  1. Will filing bankruptcy actually help my situation?

It’s important to take an objective look at your situation so that you can determine the best way to solve it. Bankruptcy is an effective way to get out of debt, but you’ll also need to be committed to changing some of your habits. While you can legally file bankruptcy as many times as needed, this isn’t something you want to do every handful of years.

Furthermore, not all debts are dischargeable through bankruptcy. For example, neither Chapter 7 or Chapter 13 bankruptcies get rid of student loan debt, unless you can prove a hardship. Bankruptcy also won’t eliminate the following:

  • Alimony
  • Child support
  • Most unpaid taxes
  • Criminal restitution
  • Fines or debts to the government
  • Debts left off the bankruptcy petition
  • Debts from tax-advantaged retirement plans
  • Personal injury debts
  1. Can I afford to file bankruptcy?

It may sound counterintuitive, but filing bankruptcy is not free. You’ll be responsible for paying filing fees, attorney fees, credit counseling fees and debtor education fees. On average, bankruptcy in Brooklyn can cost anywhere from a few hundred dollars to a few thousand dollars depending on the type of bankruptcy you are filing and the complexity of your case.

Fortunately, there are ways to pay for bankruptcy even when you are strapped for cash. Since you’re going to file bankruptcy, you can stop paying your credit cards and use this money to pay your bankruptcy attorney. You can also make extra income by selling some of your personal possessions.

Additionally, you can talk to your bankruptcy lawyer about a payment plan. Some lawyers allow their clients to spread out their payments over several months. Keep in mind that you will be relieving yourself from most of your debts, so you should have some money in there to cover your attorney fees.

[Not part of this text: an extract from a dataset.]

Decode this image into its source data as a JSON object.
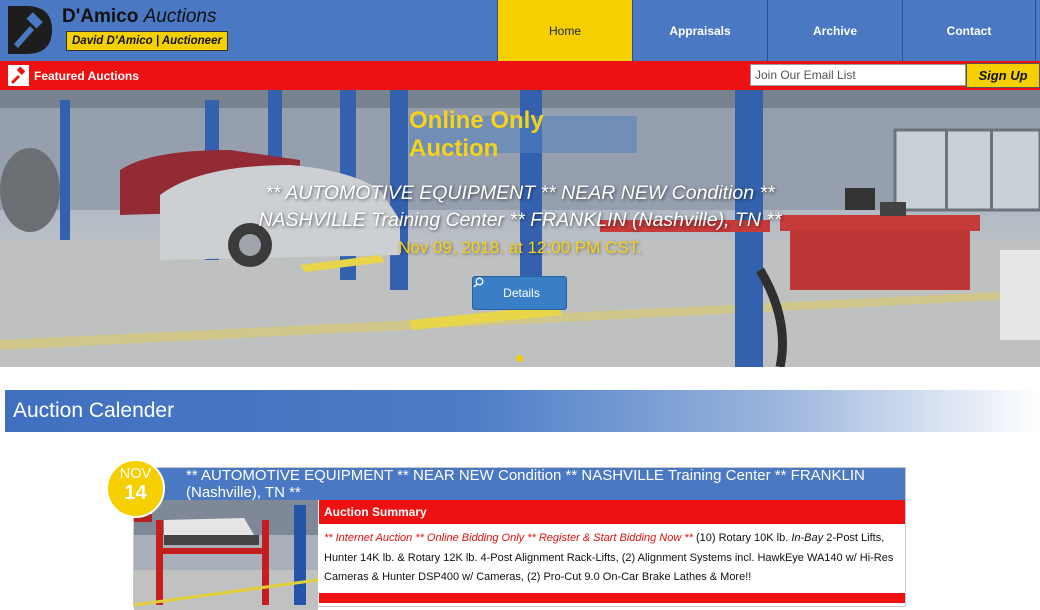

  1. Are you prepared to live with the effects?

The effects of bankruptcy don’t go away after a few months. Bankruptcy stays on your credit report for up to 10 years from the date of filing and can hurt your ability to get a loan, apartment or insurance. Plus, your bankruptcy will be public record, so anyone can view it.

You’ll also need to wait several years before buying a house if you file Chapter 7 bankruptcy. Chapter 13 bankruptcy allows you to qualify for a mortgage sooner, though some people need to wait up to four years. Personal loans will also have higher interest rates. Bankruptcy will bring you relief, but you do need to be prepared for other impacts.

As you can see, there is plenty to think about when filing bankruptcy in Brooklyn. The best decision you can make today is to request a free consultation with The Law Office of William Waldner. Our experienced bankruptcy attorney will review your case and discuss your options. This way, you can make an informed decision that you feel good about!